–Craufurd Goodwin, James B. Duke Professor of Economics Emeritus, Duke University
"This untold story of how Progressive Era activists helped construct the extensive role of government in the economy sheds light on today's technocratic dilemmas. Which decisions need to be left to experts, the 'social engineers,' and which require democratic participation? Thomas Leonard's book demonstrates that during the Progressive Era this question was resolved only by combining democratic reform with the exclusion of women, African Americans, immigrants, and disabled people as full members of society. It underlines the fact that the tension between 'expert' economic administration and individual liberties remains at the heart of current political debates."
–Diane Coyle, author of GDP: A Brief but Affectionate History
"Illiberal Reformers makes a substantial contribution to the much contested history of U.S. progressivism by providing fascinating new evidence of what Leonard terms its 'dark side.' This book's rich narrative will amply reward readers interested in the discrete histories of social science, science, politics, culture, industrial relations, and general U.S. history, and offers a wealth of new material on discrimination based on gender, race, and class."

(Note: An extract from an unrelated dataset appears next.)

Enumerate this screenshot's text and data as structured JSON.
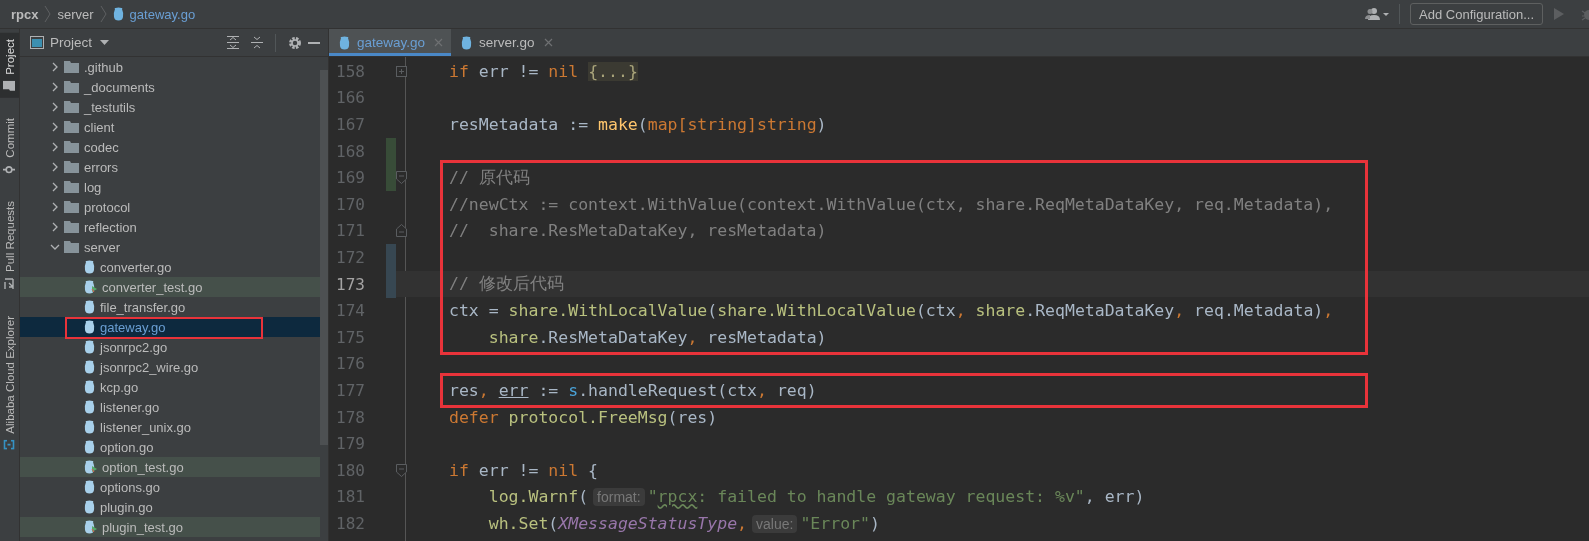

–Mary O. Furner, University of California, Santa Barbara